*What you have to do:*
Using "morning" as the search string, find the matching lines below and copy them.

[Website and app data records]

[Start of section]

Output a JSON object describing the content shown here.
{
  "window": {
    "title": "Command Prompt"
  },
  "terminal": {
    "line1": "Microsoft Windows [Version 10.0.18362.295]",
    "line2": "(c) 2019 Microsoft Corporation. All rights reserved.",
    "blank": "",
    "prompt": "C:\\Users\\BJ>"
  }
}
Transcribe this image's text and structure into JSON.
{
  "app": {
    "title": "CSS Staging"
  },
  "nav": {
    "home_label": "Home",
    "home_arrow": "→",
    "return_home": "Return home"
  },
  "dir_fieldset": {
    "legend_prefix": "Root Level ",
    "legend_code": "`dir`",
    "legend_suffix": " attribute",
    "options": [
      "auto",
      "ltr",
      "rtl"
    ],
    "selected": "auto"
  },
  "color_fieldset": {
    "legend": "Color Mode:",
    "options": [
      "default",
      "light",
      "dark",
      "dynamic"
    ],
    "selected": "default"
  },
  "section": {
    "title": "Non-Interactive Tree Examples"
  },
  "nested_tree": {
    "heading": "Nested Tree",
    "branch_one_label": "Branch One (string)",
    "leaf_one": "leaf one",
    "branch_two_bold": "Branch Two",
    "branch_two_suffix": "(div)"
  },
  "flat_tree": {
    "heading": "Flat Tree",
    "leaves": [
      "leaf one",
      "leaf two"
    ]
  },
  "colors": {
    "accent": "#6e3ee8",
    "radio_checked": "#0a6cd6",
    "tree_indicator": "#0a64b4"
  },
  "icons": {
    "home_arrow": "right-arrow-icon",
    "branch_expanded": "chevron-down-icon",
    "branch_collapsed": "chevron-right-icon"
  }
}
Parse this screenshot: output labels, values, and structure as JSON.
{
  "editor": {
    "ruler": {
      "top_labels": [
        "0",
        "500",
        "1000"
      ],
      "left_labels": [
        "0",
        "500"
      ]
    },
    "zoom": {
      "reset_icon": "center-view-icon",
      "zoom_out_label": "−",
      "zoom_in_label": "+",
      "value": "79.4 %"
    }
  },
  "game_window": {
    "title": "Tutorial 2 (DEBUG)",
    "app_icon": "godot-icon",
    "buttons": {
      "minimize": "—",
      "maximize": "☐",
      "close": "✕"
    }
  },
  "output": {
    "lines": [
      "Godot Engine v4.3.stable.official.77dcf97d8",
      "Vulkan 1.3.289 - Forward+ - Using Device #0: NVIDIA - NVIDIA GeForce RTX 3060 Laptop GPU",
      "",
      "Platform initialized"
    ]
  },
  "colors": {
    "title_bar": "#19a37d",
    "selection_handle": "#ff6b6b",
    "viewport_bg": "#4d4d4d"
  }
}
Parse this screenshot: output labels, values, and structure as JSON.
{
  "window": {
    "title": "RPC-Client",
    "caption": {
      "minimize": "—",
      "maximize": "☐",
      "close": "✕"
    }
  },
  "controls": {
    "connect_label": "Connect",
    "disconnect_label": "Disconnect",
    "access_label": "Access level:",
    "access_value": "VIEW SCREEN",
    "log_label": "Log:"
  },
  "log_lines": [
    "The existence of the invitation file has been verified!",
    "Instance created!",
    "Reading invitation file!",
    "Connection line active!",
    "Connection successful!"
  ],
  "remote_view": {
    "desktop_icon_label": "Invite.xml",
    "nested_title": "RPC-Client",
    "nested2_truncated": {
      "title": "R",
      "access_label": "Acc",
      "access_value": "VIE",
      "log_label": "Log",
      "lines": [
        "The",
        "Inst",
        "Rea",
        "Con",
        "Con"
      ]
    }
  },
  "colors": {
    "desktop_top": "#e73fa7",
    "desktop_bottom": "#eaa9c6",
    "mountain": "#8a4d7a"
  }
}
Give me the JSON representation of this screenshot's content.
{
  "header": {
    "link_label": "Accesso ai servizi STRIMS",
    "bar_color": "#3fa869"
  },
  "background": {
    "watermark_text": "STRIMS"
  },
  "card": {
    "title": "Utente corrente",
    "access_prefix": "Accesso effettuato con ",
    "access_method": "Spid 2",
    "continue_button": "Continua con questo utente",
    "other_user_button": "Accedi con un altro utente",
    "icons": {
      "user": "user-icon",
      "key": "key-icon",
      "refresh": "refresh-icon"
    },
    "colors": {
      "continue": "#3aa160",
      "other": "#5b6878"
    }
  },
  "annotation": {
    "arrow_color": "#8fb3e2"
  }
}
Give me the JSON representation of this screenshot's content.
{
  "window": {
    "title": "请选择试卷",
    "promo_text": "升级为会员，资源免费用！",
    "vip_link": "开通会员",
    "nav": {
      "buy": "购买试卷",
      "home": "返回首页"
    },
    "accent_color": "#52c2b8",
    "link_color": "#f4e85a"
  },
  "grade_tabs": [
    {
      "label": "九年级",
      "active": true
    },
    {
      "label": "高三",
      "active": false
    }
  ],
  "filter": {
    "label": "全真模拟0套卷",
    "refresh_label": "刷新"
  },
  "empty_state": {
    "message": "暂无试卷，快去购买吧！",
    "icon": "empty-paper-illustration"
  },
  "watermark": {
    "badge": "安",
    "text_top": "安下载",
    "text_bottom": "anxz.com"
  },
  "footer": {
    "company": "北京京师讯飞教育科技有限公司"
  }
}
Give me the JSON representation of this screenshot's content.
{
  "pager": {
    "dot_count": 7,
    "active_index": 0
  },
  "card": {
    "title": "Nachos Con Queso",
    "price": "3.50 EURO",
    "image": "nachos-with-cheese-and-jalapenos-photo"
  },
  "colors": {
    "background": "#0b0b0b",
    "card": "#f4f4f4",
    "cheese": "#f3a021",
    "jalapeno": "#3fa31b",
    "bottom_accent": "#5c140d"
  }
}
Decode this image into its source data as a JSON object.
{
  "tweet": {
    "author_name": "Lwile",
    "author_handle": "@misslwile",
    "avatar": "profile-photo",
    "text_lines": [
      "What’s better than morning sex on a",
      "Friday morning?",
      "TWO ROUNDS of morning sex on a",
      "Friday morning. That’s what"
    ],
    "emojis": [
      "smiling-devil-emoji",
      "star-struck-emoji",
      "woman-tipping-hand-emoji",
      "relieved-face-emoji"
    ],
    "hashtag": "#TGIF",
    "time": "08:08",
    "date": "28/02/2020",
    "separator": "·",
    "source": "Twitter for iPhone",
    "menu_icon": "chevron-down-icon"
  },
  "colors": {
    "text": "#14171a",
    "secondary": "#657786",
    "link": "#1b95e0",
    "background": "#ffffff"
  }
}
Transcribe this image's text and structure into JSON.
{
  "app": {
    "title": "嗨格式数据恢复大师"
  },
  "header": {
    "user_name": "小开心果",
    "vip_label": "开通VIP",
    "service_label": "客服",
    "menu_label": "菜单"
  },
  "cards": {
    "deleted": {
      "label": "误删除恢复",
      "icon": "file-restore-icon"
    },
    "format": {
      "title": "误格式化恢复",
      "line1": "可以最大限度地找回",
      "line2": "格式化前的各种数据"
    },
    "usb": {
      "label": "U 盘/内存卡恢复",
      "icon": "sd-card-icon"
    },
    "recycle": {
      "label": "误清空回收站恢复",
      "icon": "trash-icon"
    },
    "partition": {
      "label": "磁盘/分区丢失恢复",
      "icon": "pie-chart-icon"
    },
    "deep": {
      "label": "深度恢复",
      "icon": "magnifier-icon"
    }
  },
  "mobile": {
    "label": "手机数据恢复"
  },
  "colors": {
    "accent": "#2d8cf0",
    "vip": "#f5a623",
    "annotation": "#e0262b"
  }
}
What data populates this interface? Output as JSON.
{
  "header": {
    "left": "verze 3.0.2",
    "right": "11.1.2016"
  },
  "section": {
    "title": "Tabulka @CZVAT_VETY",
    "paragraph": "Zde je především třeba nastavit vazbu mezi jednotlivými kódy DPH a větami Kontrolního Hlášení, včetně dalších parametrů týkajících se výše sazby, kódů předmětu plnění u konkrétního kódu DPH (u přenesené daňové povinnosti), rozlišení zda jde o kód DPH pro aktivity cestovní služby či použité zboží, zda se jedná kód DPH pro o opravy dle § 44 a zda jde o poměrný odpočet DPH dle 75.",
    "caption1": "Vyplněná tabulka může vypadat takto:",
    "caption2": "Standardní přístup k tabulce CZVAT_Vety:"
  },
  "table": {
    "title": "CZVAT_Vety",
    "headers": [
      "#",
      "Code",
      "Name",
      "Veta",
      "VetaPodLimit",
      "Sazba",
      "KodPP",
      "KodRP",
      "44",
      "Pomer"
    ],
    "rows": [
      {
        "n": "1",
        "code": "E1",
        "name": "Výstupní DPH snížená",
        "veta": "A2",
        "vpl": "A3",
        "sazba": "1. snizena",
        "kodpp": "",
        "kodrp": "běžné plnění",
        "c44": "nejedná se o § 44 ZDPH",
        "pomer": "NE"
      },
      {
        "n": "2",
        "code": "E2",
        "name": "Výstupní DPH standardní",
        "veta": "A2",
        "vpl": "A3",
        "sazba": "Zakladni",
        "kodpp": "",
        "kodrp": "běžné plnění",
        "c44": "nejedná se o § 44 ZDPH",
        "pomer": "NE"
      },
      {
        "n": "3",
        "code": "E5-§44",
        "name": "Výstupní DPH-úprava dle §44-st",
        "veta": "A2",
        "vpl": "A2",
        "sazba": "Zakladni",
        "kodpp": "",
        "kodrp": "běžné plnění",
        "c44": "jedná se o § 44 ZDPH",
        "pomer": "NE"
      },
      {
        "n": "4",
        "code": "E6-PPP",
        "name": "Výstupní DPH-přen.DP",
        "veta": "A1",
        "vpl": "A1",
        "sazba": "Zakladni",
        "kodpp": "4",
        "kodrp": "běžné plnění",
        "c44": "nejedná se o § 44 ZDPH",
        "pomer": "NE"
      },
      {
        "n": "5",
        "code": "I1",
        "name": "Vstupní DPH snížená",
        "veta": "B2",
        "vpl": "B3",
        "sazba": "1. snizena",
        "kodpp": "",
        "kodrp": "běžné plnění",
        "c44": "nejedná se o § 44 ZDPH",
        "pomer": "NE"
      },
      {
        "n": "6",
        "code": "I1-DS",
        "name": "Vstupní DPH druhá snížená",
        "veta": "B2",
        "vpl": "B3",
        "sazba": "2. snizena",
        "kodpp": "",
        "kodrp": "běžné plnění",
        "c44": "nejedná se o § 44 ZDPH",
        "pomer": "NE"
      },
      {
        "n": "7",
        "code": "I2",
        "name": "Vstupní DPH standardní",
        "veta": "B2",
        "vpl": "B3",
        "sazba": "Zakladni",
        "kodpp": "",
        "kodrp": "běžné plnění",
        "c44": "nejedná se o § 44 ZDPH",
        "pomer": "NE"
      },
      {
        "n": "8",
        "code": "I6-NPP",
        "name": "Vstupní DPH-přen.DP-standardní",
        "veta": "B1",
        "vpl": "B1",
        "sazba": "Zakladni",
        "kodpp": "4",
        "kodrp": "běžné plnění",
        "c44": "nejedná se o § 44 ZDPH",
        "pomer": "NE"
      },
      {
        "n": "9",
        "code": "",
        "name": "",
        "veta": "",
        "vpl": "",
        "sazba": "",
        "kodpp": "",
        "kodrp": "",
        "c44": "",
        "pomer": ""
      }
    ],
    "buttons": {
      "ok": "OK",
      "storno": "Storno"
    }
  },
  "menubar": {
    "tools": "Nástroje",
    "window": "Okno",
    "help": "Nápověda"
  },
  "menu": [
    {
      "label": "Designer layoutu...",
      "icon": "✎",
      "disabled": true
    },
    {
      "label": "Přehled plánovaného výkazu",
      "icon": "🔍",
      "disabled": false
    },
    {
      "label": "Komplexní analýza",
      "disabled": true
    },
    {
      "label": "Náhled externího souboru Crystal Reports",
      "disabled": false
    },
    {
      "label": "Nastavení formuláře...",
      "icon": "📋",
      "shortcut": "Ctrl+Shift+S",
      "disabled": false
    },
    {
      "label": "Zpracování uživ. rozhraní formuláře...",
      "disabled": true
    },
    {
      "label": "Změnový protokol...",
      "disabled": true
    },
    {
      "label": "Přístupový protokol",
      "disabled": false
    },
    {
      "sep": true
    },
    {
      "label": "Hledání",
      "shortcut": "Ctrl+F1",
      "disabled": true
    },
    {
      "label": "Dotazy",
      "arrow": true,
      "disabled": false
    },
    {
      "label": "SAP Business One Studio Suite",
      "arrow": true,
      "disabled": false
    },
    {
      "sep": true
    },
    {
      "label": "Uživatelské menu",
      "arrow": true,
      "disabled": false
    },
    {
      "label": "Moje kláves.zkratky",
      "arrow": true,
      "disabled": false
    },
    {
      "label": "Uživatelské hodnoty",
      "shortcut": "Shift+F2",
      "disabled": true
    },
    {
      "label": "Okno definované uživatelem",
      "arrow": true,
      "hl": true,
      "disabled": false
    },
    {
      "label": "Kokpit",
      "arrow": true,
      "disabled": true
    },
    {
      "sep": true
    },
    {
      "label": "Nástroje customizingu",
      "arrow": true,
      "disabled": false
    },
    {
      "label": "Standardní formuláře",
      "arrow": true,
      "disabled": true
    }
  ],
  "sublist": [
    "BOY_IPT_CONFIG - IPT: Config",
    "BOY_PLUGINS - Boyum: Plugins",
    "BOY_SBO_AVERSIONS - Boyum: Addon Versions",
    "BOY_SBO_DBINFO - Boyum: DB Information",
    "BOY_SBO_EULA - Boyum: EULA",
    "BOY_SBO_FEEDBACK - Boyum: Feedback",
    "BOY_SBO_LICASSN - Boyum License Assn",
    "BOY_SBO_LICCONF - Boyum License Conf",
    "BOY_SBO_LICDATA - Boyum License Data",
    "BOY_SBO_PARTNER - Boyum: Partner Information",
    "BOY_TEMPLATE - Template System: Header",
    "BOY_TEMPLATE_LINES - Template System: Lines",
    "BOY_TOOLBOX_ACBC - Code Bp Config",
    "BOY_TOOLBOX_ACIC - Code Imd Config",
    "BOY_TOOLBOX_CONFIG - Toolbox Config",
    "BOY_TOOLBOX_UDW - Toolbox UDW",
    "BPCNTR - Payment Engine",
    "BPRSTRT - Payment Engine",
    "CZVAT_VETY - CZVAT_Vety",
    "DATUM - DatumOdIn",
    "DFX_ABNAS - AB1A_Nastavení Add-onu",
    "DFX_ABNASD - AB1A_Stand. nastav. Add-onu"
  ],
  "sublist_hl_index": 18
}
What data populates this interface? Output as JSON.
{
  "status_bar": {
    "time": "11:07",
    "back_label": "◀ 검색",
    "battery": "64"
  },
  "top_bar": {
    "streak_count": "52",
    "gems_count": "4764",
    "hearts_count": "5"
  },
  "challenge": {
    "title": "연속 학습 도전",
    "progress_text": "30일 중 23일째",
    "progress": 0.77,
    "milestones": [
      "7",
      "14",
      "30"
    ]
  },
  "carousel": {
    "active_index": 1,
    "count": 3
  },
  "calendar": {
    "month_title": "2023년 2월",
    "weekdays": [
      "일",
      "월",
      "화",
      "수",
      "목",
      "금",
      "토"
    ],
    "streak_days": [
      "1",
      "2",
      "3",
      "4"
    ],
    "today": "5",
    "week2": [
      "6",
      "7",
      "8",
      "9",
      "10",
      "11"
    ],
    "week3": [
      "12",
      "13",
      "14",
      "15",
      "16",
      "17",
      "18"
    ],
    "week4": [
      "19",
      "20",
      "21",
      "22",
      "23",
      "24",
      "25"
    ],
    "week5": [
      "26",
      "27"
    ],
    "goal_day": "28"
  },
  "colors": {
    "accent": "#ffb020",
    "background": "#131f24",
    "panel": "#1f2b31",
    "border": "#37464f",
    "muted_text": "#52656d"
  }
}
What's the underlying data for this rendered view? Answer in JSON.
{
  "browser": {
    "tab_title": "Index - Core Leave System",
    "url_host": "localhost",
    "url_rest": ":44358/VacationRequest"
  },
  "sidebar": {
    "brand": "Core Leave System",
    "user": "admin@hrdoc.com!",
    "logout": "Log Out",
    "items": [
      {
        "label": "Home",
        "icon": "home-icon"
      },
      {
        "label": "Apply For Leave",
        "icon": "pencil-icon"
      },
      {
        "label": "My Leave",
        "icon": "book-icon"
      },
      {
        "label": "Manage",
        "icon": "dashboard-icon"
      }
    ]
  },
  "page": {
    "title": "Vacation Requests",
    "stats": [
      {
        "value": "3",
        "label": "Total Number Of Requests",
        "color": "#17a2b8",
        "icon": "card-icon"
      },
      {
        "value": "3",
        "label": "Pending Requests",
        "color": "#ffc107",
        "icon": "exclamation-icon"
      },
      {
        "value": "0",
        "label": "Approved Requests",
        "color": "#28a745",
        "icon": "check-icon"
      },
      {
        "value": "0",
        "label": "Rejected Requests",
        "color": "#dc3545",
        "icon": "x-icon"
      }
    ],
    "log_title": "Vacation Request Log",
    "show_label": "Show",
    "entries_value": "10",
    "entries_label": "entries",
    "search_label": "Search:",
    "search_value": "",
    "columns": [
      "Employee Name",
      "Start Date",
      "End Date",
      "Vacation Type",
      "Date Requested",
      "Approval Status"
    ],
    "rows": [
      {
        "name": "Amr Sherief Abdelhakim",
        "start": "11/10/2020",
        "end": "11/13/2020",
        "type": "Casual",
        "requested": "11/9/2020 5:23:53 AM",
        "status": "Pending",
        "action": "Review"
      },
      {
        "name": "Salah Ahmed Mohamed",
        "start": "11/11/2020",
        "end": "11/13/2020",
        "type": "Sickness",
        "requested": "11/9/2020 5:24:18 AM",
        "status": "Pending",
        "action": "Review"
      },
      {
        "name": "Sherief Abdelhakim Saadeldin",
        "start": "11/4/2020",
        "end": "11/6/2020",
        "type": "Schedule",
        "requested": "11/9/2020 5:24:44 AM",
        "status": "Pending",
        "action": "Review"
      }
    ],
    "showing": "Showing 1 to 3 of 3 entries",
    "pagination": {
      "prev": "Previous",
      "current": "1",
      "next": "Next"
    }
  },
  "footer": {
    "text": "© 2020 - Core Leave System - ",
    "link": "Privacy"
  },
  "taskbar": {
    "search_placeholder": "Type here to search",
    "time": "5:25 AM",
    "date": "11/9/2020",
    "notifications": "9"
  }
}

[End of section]

*Written answer:*
      "What’s better than morning sex on a",
      "Friday morning?",
      "TWO ROUNDS of morning sex on a",
      "Friday morning. That’s what"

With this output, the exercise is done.